Norwegian agriculture is largely dependent on imported feed resources, such as soybeans. However, researchers have found that rapeseed can be a good alternative to soy, as it has a favourable protein content. Feed made from local resources, such as rapeseed, is also more sustainable than feed produced from imported resources.
The Norwegian University of Life Sciences (NMBU) in Ås hosts the research centre Foods of Norway. In collaboration with the associated project FeedMileage the researchers in the centre has conducted and documented several trials with pigs fed local diets based on rapeseed meal.
Researchers found that the rapeseed-based diets induced beneficial changes in the intestinal flora of piglets and made them more able to cope with weaning from their mother. Diarrhoea in piglets at weaning is a common problem in pig production and affects their intestinal health. Infections of the gut can result in low growth, reduced well-being, as well as diarrhoea or even death.
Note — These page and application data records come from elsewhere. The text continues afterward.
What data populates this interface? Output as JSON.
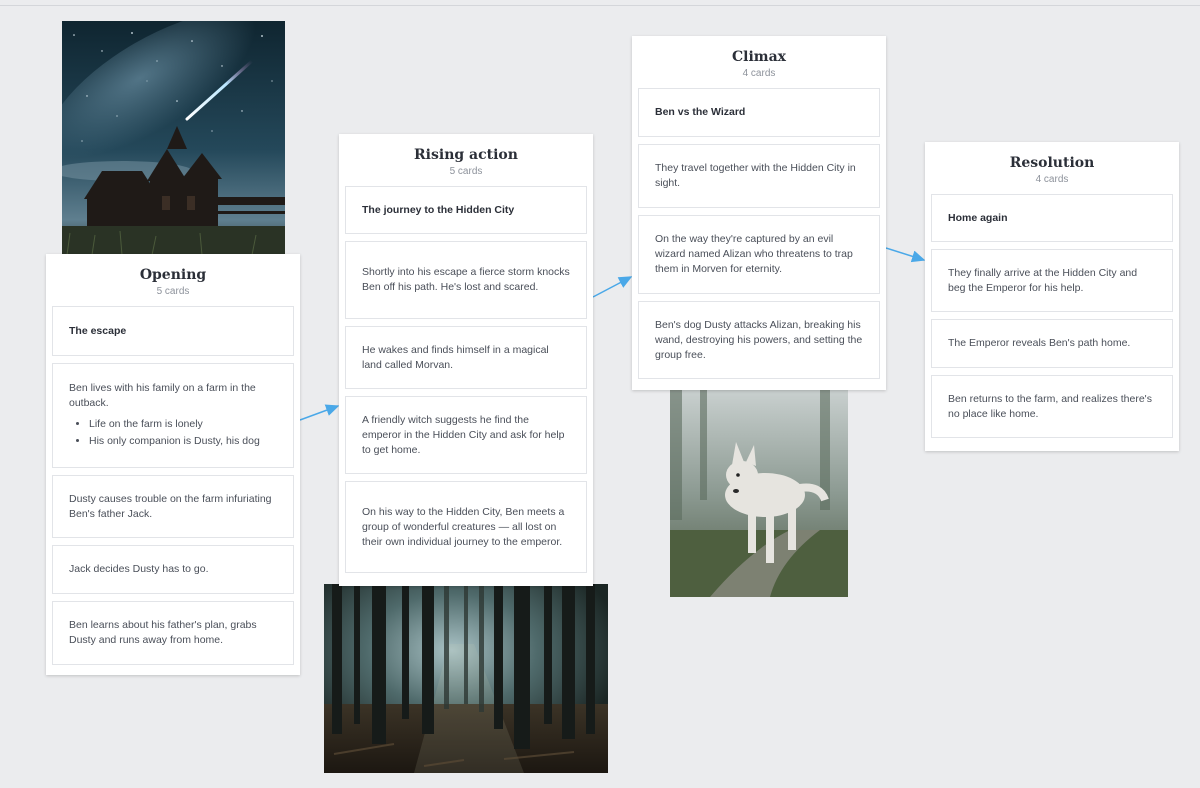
{
  "columns": [
    {
      "title": "Opening",
      "count": "5 cards",
      "cards": [
        {
          "text": "The escape"
        },
        {
          "text": "Ben lives with his family on a farm in the outback.",
          "bullets": [
            "Life on the farm is lonely",
            "His only companion is Dusty, his dog"
          ]
        },
        {
          "text": "Dusty causes trouble on the farm infuriating Ben's father Jack."
        },
        {
          "text": "Jack decides Dusty has to go."
        },
        {
          "text": "Ben learns about his father's plan, grabs Dusty and runs away from home."
        }
      ]
    },
    {
      "title": "Rising action",
      "count": "5 cards",
      "cards": [
        {
          "text": "The journey to the Hidden City"
        },
        {
          "text": "Shortly into his escape a fierce storm knocks Ben off his path. He's lost and scared."
        },
        {
          "text": "He wakes and finds himself in a magical land called Morvan."
        },
        {
          "text": "A friendly witch suggests he find the emperor in the Hidden City and ask for help to get home."
        },
        {
          "text": "On his way to the Hidden City, Ben meets a group of wonderful creatures — all lost on their own individual journey to the emperor."
        }
      ]
    },
    {
      "title": "Climax",
      "count": "4 cards",
      "cards": [
        {
          "text": "Ben vs the Wizard"
        },
        {
          "text": "They travel together with the Hidden City in sight."
        },
        {
          "text": "On the way they're captured by an evil wizard named Alizan who threatens to trap them in Morven for eternity."
        },
        {
          "text": "Ben's dog Dusty attacks Alizan, breaking his wand, destroying his powers, and setting the group free."
        }
      ]
    },
    {
      "title": "Resolution",
      "count": "4 cards",
      "cards": [
        {
          "text": "Home again"
        },
        {
          "text": "They finally arrive at the Hidden City and beg the Emperor for his help."
        },
        {
          "text": "The Emperor reveals Ben's path home."
        },
        {
          "text": "Ben returns to the farm, and realizes there's no place like home."
        }
      ]
    }
  ],
  "images": {
    "church": "night-sky-church-photo",
    "forest": "forest-photo",
    "wolf": "white-wolf-photo"
  },
  "colors": {
    "connector": "#4aa8e8",
    "canvas": "#ebecee"
  }
}
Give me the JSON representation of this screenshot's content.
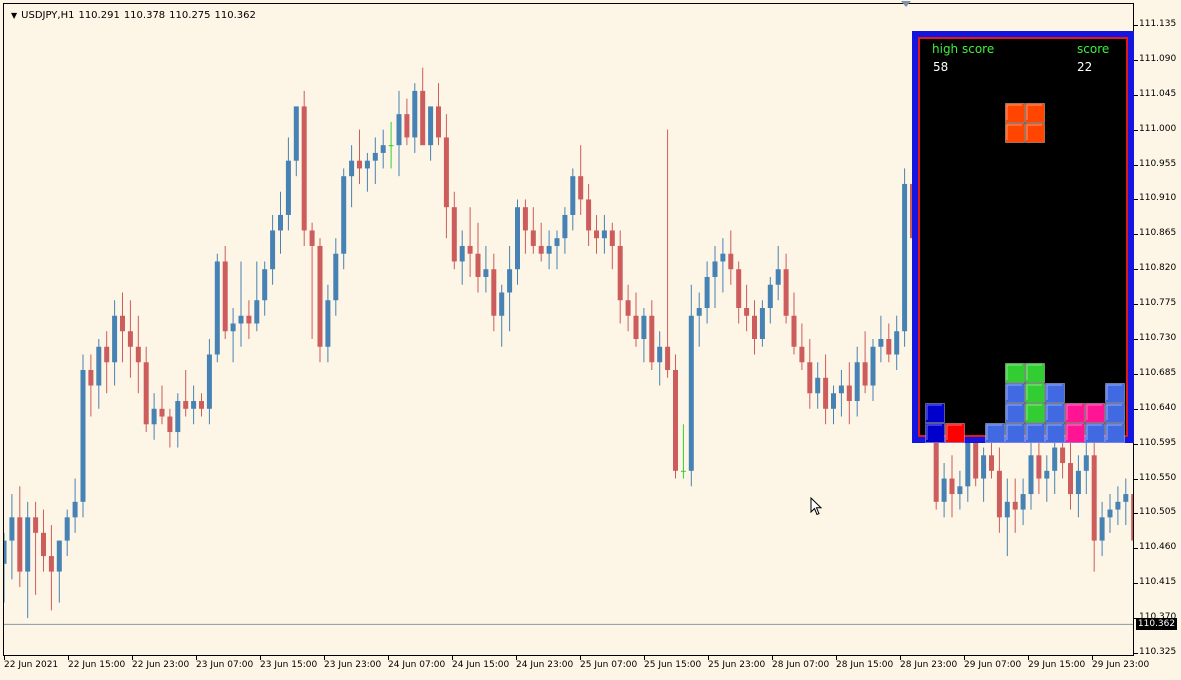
{
  "window": {
    "symbol": "USDJPY,H1",
    "quotes": [
      "110.291",
      "110.378",
      "110.275",
      "110.362"
    ]
  },
  "price_axis": {
    "labels": [
      "111.135",
      "111.090",
      "111.045",
      "111.000",
      "110.955",
      "110.910",
      "110.865",
      "110.820",
      "110.775",
      "110.730",
      "110.685",
      "110.640",
      "110.595",
      "110.550",
      "110.505",
      "110.460",
      "110.415",
      "110.370",
      "110.325"
    ],
    "current_price": "110.362"
  },
  "time_axis": {
    "labels": [
      "22 Jun 2021",
      "22 Jun 15:00",
      "22 Jun 23:00",
      "23 Jun 07:00",
      "23 Jun 15:00",
      "23 Jun 23:00",
      "24 Jun 07:00",
      "24 Jun 15:00",
      "24 Jun 23:00",
      "25 Jun 07:00",
      "25 Jun 15:00",
      "25 Jun 23:00",
      "28 Jun 07:00",
      "28 Jun 15:00",
      "28 Jun 23:00",
      "29 Jun 07:00",
      "29 Jun 15:00",
      "29 Jun 23:00"
    ]
  },
  "colors": {
    "bull": "#4682b4",
    "bear": "#cd5c5c",
    "doji": "#32cd32",
    "background": "#fdf5e6"
  },
  "chart_data": {
    "type": "candlestick",
    "ylim": [
      110.325,
      111.135
    ],
    "candles": [
      [
        110.44,
        110.48,
        110.39,
        110.47
      ],
      [
        110.47,
        110.53,
        110.42,
        110.5
      ],
      [
        110.5,
        110.54,
        110.41,
        110.43
      ],
      [
        110.43,
        110.52,
        110.37,
        110.5
      ],
      [
        110.5,
        110.52,
        110.4,
        110.48
      ],
      [
        110.48,
        110.51,
        110.43,
        110.45
      ],
      [
        110.45,
        110.49,
        110.38,
        110.43
      ],
      [
        110.43,
        110.47,
        110.39,
        110.47
      ],
      [
        110.47,
        110.51,
        110.45,
        110.5
      ],
      [
        110.5,
        110.55,
        110.48,
        110.52
      ],
      [
        110.52,
        110.71,
        110.5,
        110.69
      ],
      [
        110.69,
        110.71,
        110.63,
        110.67
      ],
      [
        110.67,
        110.73,
        110.64,
        110.72
      ],
      [
        110.72,
        110.74,
        110.66,
        110.7
      ],
      [
        110.7,
        110.78,
        110.67,
        110.76
      ],
      [
        110.76,
        110.79,
        110.7,
        110.74
      ],
      [
        110.74,
        110.78,
        110.68,
        110.72
      ],
      [
        110.72,
        110.76,
        110.66,
        110.7
      ],
      [
        110.7,
        110.72,
        110.61,
        110.62
      ],
      [
        110.62,
        110.66,
        110.6,
        110.64
      ],
      [
        110.64,
        110.67,
        110.62,
        110.63
      ],
      [
        110.63,
        110.64,
        110.59,
        110.61
      ],
      [
        110.61,
        110.66,
        110.59,
        110.65
      ],
      [
        110.65,
        110.69,
        110.63,
        110.64
      ],
      [
        110.64,
        110.67,
        110.62,
        110.65
      ],
      [
        110.65,
        110.66,
        110.63,
        110.64
      ],
      [
        110.64,
        110.73,
        110.62,
        110.71
      ],
      [
        110.71,
        110.84,
        110.7,
        110.83
      ],
      [
        110.83,
        110.85,
        110.73,
        110.74
      ],
      [
        110.74,
        110.77,
        110.7,
        110.75
      ],
      [
        110.75,
        110.83,
        110.72,
        110.76
      ],
      [
        110.76,
        110.78,
        110.73,
        110.75
      ],
      [
        110.75,
        110.83,
        110.74,
        110.78
      ],
      [
        110.78,
        110.83,
        110.76,
        110.82
      ],
      [
        110.82,
        110.89,
        110.8,
        110.87
      ],
      [
        110.87,
        110.92,
        110.84,
        110.89
      ],
      [
        110.89,
        110.99,
        110.87,
        110.96
      ],
      [
        110.96,
        111.03,
        110.94,
        111.03
      ],
      [
        111.03,
        111.05,
        110.85,
        110.87
      ],
      [
        110.87,
        110.88,
        110.73,
        110.85
      ],
      [
        110.85,
        110.86,
        110.7,
        110.72
      ],
      [
        110.72,
        110.8,
        110.7,
        110.78
      ],
      [
        110.78,
        110.86,
        110.76,
        110.84
      ],
      [
        110.84,
        110.95,
        110.82,
        110.94
      ],
      [
        110.94,
        110.98,
        110.9,
        110.96
      ],
      [
        110.96,
        111.0,
        110.93,
        110.95
      ],
      [
        110.95,
        110.97,
        110.92,
        110.96
      ],
      [
        110.96,
        110.99,
        110.93,
        110.97
      ],
      [
        110.97,
        111.0,
        110.95,
        110.98
      ],
      [
        110.98,
        111.01,
        110.95,
        110.98
      ],
      [
        110.98,
        111.05,
        110.94,
        111.02
      ],
      [
        111.02,
        111.04,
        110.98,
        110.99
      ],
      [
        110.99,
        111.06,
        110.97,
        111.05
      ],
      [
        111.05,
        111.08,
        110.98,
        110.98
      ],
      [
        110.98,
        111.01,
        110.96,
        111.03
      ],
      [
        111.03,
        111.06,
        110.98,
        110.99
      ],
      [
        110.99,
        111.02,
        110.86,
        110.9
      ],
      [
        110.9,
        110.92,
        110.82,
        110.83
      ],
      [
        110.83,
        110.87,
        110.8,
        110.85
      ],
      [
        110.85,
        110.9,
        110.81,
        110.84
      ],
      [
        110.84,
        110.88,
        110.79,
        110.81
      ],
      [
        110.81,
        110.85,
        110.79,
        110.82
      ],
      [
        110.82,
        110.84,
        110.74,
        110.76
      ],
      [
        110.76,
        110.8,
        110.72,
        110.79
      ],
      [
        110.79,
        110.85,
        110.74,
        110.82
      ],
      [
        110.82,
        110.91,
        110.8,
        110.9
      ],
      [
        110.9,
        110.91,
        110.84,
        110.87
      ],
      [
        110.87,
        110.9,
        110.84,
        110.85
      ],
      [
        110.85,
        110.88,
        110.83,
        110.84
      ],
      [
        110.84,
        110.87,
        110.82,
        110.85
      ],
      [
        110.85,
        110.87,
        110.82,
        110.86
      ],
      [
        110.86,
        110.9,
        110.84,
        110.89
      ],
      [
        110.89,
        110.95,
        110.87,
        110.94
      ],
      [
        110.94,
        110.98,
        110.89,
        110.91
      ],
      [
        110.91,
        110.93,
        110.85,
        110.87
      ],
      [
        110.87,
        110.89,
        110.84,
        110.86
      ],
      [
        110.86,
        110.89,
        110.84,
        110.87
      ],
      [
        110.87,
        110.88,
        110.82,
        110.85
      ],
      [
        110.85,
        110.87,
        110.75,
        110.78
      ],
      [
        110.78,
        110.8,
        110.74,
        110.76
      ],
      [
        110.76,
        110.79,
        110.72,
        110.73
      ],
      [
        110.73,
        110.77,
        110.7,
        110.76
      ],
      [
        110.76,
        110.78,
        110.69,
        110.7
      ],
      [
        110.7,
        110.74,
        110.67,
        110.72
      ],
      [
        110.72,
        111.0,
        110.68,
        110.69
      ],
      [
        110.69,
        110.71,
        110.55,
        110.56
      ],
      [
        110.56,
        110.62,
        110.55,
        110.56
      ],
      [
        110.56,
        110.8,
        110.54,
        110.76
      ],
      [
        110.76,
        110.79,
        110.72,
        110.77
      ],
      [
        110.77,
        110.83,
        110.75,
        110.81
      ],
      [
        110.81,
        110.85,
        110.77,
        110.83
      ],
      [
        110.83,
        110.86,
        110.79,
        110.84
      ],
      [
        110.84,
        110.87,
        110.8,
        110.82
      ],
      [
        110.82,
        110.83,
        110.75,
        110.77
      ],
      [
        110.77,
        110.8,
        110.74,
        110.76
      ],
      [
        110.76,
        110.78,
        110.71,
        110.73
      ],
      [
        110.73,
        110.78,
        110.72,
        110.77
      ],
      [
        110.77,
        110.81,
        110.75,
        110.8
      ],
      [
        110.8,
        110.85,
        110.78,
        110.82
      ],
      [
        110.82,
        110.84,
        110.75,
        110.76
      ],
      [
        110.76,
        110.79,
        110.71,
        110.72
      ],
      [
        110.72,
        110.75,
        110.69,
        110.7
      ],
      [
        110.7,
        110.73,
        110.64,
        110.66
      ],
      [
        110.66,
        110.7,
        110.64,
        110.68
      ],
      [
        110.68,
        110.71,
        110.62,
        110.64
      ],
      [
        110.64,
        110.67,
        110.62,
        110.66
      ],
      [
        110.66,
        110.69,
        110.63,
        110.67
      ],
      [
        110.67,
        110.7,
        110.62,
        110.65
      ],
      [
        110.65,
        110.72,
        110.63,
        110.7
      ],
      [
        110.7,
        110.74,
        110.66,
        110.67
      ],
      [
        110.67,
        110.73,
        110.65,
        110.72
      ],
      [
        110.72,
        110.76,
        110.7,
        110.73
      ],
      [
        110.73,
        110.75,
        110.7,
        110.71
      ],
      [
        110.71,
        110.76,
        110.69,
        110.74
      ],
      [
        110.74,
        110.95,
        110.72,
        110.93
      ],
      [
        110.93,
        110.97,
        110.84,
        110.86
      ],
      [
        110.86,
        110.88,
        110.76,
        110.78
      ],
      [
        110.78,
        110.8,
        110.62,
        110.63
      ],
      [
        110.63,
        110.64,
        110.51,
        110.52
      ],
      [
        110.52,
        110.57,
        110.5,
        110.55
      ],
      [
        110.55,
        110.58,
        110.5,
        110.53
      ],
      [
        110.53,
        110.56,
        110.51,
        110.54
      ],
      [
        110.54,
        110.62,
        110.52,
        110.6
      ],
      [
        110.6,
        110.63,
        110.54,
        110.55
      ],
      [
        110.55,
        110.59,
        110.52,
        110.58
      ],
      [
        110.58,
        110.62,
        110.55,
        110.56
      ],
      [
        110.56,
        110.59,
        110.48,
        110.5
      ],
      [
        110.5,
        110.55,
        110.45,
        110.52
      ],
      [
        110.52,
        110.55,
        110.48,
        110.51
      ],
      [
        110.51,
        110.55,
        110.49,
        110.53
      ],
      [
        110.53,
        110.6,
        110.51,
        110.58
      ],
      [
        110.58,
        110.61,
        110.53,
        110.55
      ],
      [
        110.55,
        110.58,
        110.52,
        110.56
      ],
      [
        110.56,
        110.6,
        110.53,
        110.59
      ],
      [
        110.59,
        110.62,
        110.55,
        110.57
      ],
      [
        110.57,
        110.6,
        110.51,
        110.53
      ],
      [
        110.53,
        110.58,
        110.5,
        110.56
      ],
      [
        110.56,
        110.6,
        110.53,
        110.58
      ],
      [
        110.58,
        110.61,
        110.43,
        110.47
      ],
      [
        110.47,
        110.52,
        110.45,
        110.5
      ],
      [
        110.5,
        110.53,
        110.48,
        110.51
      ],
      [
        110.51,
        110.54,
        110.49,
        110.52
      ],
      [
        110.52,
        110.55,
        110.49,
        110.53
      ],
      [
        110.53,
        110.56,
        110.45,
        110.47
      ],
      [
        110.47,
        110.52,
        110.44,
        110.51
      ],
      [
        110.51,
        110.54,
        110.49,
        110.53
      ],
      [
        110.53,
        110.58,
        110.51,
        110.55
      ]
    ]
  },
  "game": {
    "high_score_label": "high score",
    "high_score": "58",
    "score_label": "score",
    "score": "22",
    "board": {
      "cols": 10,
      "rows": 20,
      "cells": [
        {
          "r": 3,
          "c": 4,
          "col": "#ff4500"
        },
        {
          "r": 3,
          "c": 5,
          "col": "#ff4500"
        },
        {
          "r": 4,
          "c": 4,
          "col": "#ff4500"
        },
        {
          "r": 4,
          "c": 5,
          "col": "#ff4500"
        },
        {
          "r": 16,
          "c": 4,
          "col": "#32cd32"
        },
        {
          "r": 16,
          "c": 5,
          "col": "#32cd32"
        },
        {
          "r": 17,
          "c": 4,
          "col": "#4169e1"
        },
        {
          "r": 17,
          "c": 5,
          "col": "#32cd32"
        },
        {
          "r": 17,
          "c": 6,
          "col": "#4169e1"
        },
        {
          "r": 17,
          "c": 9,
          "col": "#4169e1"
        },
        {
          "r": 18,
          "c": 0,
          "col": "#0000cd"
        },
        {
          "r": 18,
          "c": 4,
          "col": "#4169e1"
        },
        {
          "r": 18,
          "c": 5,
          "col": "#32cd32"
        },
        {
          "r": 18,
          "c": 6,
          "col": "#4169e1"
        },
        {
          "r": 18,
          "c": 7,
          "col": "#ff1493"
        },
        {
          "r": 18,
          "c": 8,
          "col": "#ff1493"
        },
        {
          "r": 18,
          "c": 9,
          "col": "#4169e1"
        },
        {
          "r": 19,
          "c": 0,
          "col": "#0000cd"
        },
        {
          "r": 19,
          "c": 1,
          "col": "#ff0000"
        },
        {
          "r": 19,
          "c": 3,
          "col": "#4169e1"
        },
        {
          "r": 19,
          "c": 4,
          "col": "#4169e1"
        },
        {
          "r": 19,
          "c": 5,
          "col": "#4169e1"
        },
        {
          "r": 19,
          "c": 6,
          "col": "#4169e1"
        },
        {
          "r": 19,
          "c": 7,
          "col": "#ff1493"
        },
        {
          "r": 19,
          "c": 8,
          "col": "#4169e1"
        },
        {
          "r": 19,
          "c": 9,
          "col": "#4169e1"
        }
      ]
    }
  }
}
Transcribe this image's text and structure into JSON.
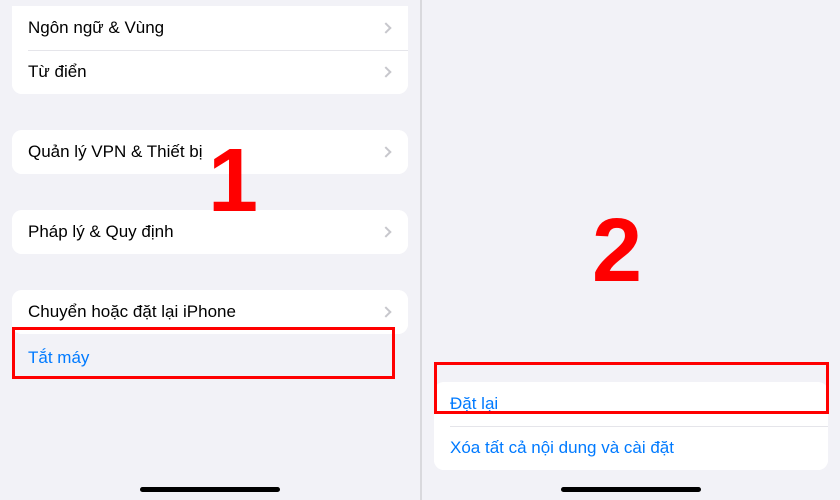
{
  "left": {
    "group1": [
      {
        "label": "Ngôn ngữ & Vùng",
        "chevron": true
      },
      {
        "label": "Từ điển",
        "chevron": true
      }
    ],
    "group2": [
      {
        "label": "Quản lý VPN & Thiết bị",
        "chevron": true
      }
    ],
    "group3": [
      {
        "label": "Pháp lý & Quy định",
        "chevron": true
      }
    ],
    "group4": [
      {
        "label": "Chuyển hoặc đặt lại iPhone",
        "chevron": true
      }
    ],
    "shutdown": "Tắt máy",
    "step": "1"
  },
  "right": {
    "reset": "Đặt lại",
    "erase": "Xóa tất cả nội dung và cài đặt",
    "step": "2"
  }
}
Using alternative, local feed resources can make Norwegian agriculture more self-sufficient and contribute to a more sustainable industry. The findings of these projects can also be said to go a long way in improving knowledge about health and welfare aspects associated with alternative feed resources for animals.
"Healthy animals are not only important for improved welfare, but also for food security and a stable agricultural economy", says researcher in Foods of Norway and FeedMileage, Özgün Candan Onarman Umu.
The importance of the gut
The pigs fed local feed had similar growth rate, feed utilization and meat quality as those fed imported soybean-meal-based feed. The local feed also had a beneficial effect on intestinal flora. The intestinal flora is made up of the different microbes of the animal, including bacteria, viruses, fungi and protozoa, and the activity in the intestinal flora affects the general health of the pig.
Researchers in the FeedMileage project demonstrated that the rapeseed feed had a significant effect on how the intestine utilizes the indigestible fibres in the feed. The high fibre content in the rapeseed diet promoted the development of fibre-degrading bacteria, which in turn was beneficial for the function and health of the pigs’ intestines. The results were compared with the intestinal flora of pigs fed the soybean-meal diets.
"The analysis of the intestinal wall structure, such as intestinal villuses and crypt depth, gave similar results for both diets. Nevertheless, there were fewer occurrences of inflammation in the large intestine in pigs fed the rapeseed diet compared to the soybean-fed pigs", Umu explains.
The intestinal flora of both piglets and growing finishing pigs was analysed, with both groups displaying the positive effects of the local diet. The rapeseed diet increased the growth of beneficial bacteria and reduced the occurrence of potentially harmful bacteria in the large intestine.
"Research shows that feed made from rapeseed has the potential to protect pigs from infections and to enhance the pigs’ immune protection by modulating their intestinal flora functions. This feed promotes beneficial effects on the intestinal health of the pigs, which in turn improves the overall well-being of the animals", Özgün Candan Onarman Umu says.